Film Review: DAMASCUS COVER – #MANIFF2018

Film Still from DAMASCUS COVER

Jonathan Rhys Meyers plays Israeli spy Ari Ben-Zion with depth and skill in Daniel Zelik Berk’s political thriller DAMASCUS COVER

A spy navigates the precarious terrain of love and survival in Daniel Zelik Berk’s new film DAMASCUS COVER, a political thriller set in Syria.

Based on the best-selling 1977 novel by Howard Kaplan, DAMASCUS COVER tells the story of Ari Ben-Zion (Jonathan Rhys Meyers), an Israeli spy who is recalled to Jerusalem after a failed attempt to bring a mole back to Israel alive. Unsure how many of its operatives have been exposed, the Mossad assigns Ari to smuggle a chemical weapons scientist and his family out of Syria but when Ari’s mission goes wrong, he realises he is just a pawn in a much bigger and dangerous game that will change him forever.

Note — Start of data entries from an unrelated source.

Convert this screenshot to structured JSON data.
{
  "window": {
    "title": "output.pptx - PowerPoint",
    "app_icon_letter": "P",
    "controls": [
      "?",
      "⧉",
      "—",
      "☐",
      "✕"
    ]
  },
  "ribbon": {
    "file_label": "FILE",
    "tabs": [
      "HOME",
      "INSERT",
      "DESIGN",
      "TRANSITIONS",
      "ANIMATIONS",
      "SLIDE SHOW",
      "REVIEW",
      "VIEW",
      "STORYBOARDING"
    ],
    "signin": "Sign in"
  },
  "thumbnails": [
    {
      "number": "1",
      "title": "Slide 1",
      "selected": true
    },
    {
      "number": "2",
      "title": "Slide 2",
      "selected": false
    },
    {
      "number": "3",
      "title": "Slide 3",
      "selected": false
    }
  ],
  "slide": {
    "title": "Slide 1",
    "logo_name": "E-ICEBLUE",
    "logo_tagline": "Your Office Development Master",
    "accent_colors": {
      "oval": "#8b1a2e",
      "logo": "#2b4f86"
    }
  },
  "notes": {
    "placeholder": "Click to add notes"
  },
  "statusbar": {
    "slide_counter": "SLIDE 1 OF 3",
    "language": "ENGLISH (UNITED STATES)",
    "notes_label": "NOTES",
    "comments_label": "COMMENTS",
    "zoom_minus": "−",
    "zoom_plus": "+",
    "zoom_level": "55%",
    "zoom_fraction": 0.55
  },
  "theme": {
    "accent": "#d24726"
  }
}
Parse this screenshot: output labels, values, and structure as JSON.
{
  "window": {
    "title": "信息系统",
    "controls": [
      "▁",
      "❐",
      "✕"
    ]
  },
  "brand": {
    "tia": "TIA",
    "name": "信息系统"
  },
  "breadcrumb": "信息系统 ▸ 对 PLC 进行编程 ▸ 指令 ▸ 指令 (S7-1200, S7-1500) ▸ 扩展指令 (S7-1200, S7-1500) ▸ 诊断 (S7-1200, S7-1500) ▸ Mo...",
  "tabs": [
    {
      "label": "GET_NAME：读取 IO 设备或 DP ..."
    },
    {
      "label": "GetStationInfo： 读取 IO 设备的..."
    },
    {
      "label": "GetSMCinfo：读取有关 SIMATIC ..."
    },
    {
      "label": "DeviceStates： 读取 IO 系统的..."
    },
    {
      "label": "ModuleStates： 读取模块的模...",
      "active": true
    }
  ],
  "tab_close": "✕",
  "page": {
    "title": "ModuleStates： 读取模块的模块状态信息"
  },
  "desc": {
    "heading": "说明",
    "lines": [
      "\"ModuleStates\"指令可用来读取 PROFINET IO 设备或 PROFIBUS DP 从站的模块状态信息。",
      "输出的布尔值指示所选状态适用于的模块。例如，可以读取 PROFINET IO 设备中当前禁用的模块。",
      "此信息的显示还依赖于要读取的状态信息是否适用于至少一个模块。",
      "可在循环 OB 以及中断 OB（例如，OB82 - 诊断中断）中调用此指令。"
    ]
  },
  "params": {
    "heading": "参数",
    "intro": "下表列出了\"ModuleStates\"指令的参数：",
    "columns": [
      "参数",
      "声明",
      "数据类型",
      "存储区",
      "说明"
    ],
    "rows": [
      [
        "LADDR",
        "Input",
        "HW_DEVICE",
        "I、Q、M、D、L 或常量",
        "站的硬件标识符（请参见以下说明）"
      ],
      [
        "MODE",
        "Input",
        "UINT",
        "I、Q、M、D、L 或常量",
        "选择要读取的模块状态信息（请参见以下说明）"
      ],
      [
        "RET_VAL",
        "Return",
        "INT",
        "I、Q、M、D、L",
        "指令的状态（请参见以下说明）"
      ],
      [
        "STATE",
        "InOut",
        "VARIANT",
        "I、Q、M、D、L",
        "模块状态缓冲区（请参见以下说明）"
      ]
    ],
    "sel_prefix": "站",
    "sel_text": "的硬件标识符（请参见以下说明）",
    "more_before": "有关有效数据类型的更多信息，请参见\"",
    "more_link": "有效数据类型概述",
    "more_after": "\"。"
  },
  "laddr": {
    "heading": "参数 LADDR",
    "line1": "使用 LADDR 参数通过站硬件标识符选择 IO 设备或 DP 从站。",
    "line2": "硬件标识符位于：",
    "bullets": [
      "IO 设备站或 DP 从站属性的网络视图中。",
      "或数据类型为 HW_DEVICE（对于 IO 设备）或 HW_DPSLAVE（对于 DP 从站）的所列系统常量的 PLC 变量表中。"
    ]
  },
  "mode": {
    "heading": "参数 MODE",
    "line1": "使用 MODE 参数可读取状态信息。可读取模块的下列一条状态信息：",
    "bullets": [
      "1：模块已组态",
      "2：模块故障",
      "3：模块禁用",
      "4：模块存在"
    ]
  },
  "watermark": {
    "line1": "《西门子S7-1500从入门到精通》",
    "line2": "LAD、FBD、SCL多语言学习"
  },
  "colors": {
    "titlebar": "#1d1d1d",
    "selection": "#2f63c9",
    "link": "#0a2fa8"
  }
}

From the opening fight sequence to the explosive ending, DAMASCUS COVER is a fast-paced, action thriller that fits right into the spy genre. Director Daniel Zelik Berk makes good use of the locations to deliver a visually impressive film with a good pace between the action and emotional aspects of the story. Berk and Samantha Newton’s screenplay also delivers plenty of plot twists and turns to keep the intrigue and the energy high.

Rhys Meyers brings the lead role of Ari to life in a freshly stoic and disturbed way. Alternately intense and tender, Rhys Meyers plays the Israeli spy with skill and depth and unlike other spy movies, is not unbelievably smart or untouchable in combat, but more realistic with the skills and abilities he has.

Olivia Thirlby is equally good as photojournalist Kim. Despite being Ari’s love interest, her character has a genuine role in the story, rather than existing purely as a plot device. The relationship between the two leads also feels genuine with a realistic chemistry between the actors.

A couple of the narrative elements don’t work as well as expected including the opening expository voiceover which feels a little trite. Despite the strong leads, some of the supporting characters also feel quite stale and predictable and the dialogue is a little wooden at times.

That said, there is enough twists and turns to keep you interested and it is wonderful to see John Hurt play the head of the Israeli Secret Service with aplomb, in one of his last ever films.

(3.5 / 5)

DAMASCUS COVER screened at the Manchester Film Festival on 3 March 2018.

About Donna

Donna is the Editor of Frankly, My Dear UK. By day, she is a digital marketing whizz, by night she reviews film, theatre and music for a wide range of publications including WhatsonStage, The Public Reviews and ScreenRelish. Loves Shakespeare, prosecco and Formula 1